35. Reducing Antimicrobial Usage in Small-Scale Chicken Farms in Vietnam: A 3-Year Intervention Study

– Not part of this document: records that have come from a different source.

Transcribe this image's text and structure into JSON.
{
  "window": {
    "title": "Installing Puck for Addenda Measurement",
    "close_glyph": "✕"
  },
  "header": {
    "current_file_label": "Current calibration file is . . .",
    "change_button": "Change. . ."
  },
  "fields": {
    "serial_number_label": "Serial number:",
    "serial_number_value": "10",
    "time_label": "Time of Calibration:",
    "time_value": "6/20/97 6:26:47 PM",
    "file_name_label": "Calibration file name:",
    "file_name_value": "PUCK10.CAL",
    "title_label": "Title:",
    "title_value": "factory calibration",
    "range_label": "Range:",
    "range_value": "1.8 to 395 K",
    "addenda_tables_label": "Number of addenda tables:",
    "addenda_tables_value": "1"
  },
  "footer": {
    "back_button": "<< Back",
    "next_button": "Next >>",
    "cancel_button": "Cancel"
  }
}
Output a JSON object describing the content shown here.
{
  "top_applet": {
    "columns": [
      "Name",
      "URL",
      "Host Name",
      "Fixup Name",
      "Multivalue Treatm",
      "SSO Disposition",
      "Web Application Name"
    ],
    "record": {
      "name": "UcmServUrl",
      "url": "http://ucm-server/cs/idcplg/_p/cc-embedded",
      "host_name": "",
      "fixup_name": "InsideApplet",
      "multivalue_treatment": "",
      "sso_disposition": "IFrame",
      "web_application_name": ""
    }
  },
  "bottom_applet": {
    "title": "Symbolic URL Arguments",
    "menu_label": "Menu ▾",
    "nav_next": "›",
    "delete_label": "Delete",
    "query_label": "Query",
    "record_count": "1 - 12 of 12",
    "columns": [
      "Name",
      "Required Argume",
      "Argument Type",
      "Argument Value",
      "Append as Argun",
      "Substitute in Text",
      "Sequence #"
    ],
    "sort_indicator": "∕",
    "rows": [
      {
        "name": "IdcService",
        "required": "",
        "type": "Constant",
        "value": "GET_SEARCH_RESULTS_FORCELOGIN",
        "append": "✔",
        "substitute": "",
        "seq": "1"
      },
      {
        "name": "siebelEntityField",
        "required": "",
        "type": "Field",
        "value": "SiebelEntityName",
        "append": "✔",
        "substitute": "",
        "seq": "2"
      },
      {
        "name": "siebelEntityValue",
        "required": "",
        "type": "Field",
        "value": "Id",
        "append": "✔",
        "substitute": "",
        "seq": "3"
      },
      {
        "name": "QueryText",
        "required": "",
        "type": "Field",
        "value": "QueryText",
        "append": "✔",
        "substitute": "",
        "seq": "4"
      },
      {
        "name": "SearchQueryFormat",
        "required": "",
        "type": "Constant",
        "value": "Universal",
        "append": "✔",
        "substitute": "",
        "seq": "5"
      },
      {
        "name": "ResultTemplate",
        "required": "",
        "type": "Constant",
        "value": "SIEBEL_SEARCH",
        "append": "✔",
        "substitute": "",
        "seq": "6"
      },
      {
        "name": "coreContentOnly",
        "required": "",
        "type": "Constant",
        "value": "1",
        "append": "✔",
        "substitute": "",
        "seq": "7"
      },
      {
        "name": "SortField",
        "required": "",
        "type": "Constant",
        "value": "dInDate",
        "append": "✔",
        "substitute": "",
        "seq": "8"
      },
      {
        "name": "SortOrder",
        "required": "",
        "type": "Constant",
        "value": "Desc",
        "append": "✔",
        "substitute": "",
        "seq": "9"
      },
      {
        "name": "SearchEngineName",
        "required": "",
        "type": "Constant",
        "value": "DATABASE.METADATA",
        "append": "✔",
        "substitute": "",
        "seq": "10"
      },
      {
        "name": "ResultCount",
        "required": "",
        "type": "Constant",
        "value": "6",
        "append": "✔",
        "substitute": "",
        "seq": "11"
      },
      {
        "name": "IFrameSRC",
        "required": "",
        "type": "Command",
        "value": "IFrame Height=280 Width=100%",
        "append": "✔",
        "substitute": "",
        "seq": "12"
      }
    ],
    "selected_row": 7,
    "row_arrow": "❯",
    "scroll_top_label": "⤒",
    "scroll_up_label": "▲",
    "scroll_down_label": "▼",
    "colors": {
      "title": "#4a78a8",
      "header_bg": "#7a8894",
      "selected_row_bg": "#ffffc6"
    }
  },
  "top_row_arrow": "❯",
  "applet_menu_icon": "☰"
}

Indiscriminate antimicrobial use (AMU) in animal production is a driver of antimicrobial resistance globally. There is a need to define sustainable interventions to reduce AMU in small-scale production systems, which currently represent the most widespread farming systems in South East Asia and many low- and middle-income countries. We conducted a before-and-after intervention study on a random sample of small-scale chicken farms in the Mekong Delta of Vietnam from 2016 to 2019. The study included a baseline followed by an intervention phase where farmers were provided with regular veterinary advice on flock health and husbandry, as well as antimicrobial replacement products. Of 102 recruited farms (raising >100 chickens per flock cycle), thirty-five (34.2%) entered the intervention phase, whilst the rest stopped raising chickens, mainly due to suboptimal flock performance. Through the implementation of our intervention, chicken flocks reduced levels of AMU by 66% [adjusted hazard ratio (HR) = 0.34; p = 0.002) from a baseline of 343.4 Animal Daily Doses per 1,000 chicken-days and decreased weekly mortality by 40% (adjusted HR = 0.60; p = 0.005) from a baseline mortality of 1.60 per 100 birds. Chicken bodyweight increased by 100 g (p = 0.002) in intervention flocks. Our findings demonstrate that the provision of veterinary advice can achieve substantial reductions in AMU in small-scale production systems without compromising flock health and productivity.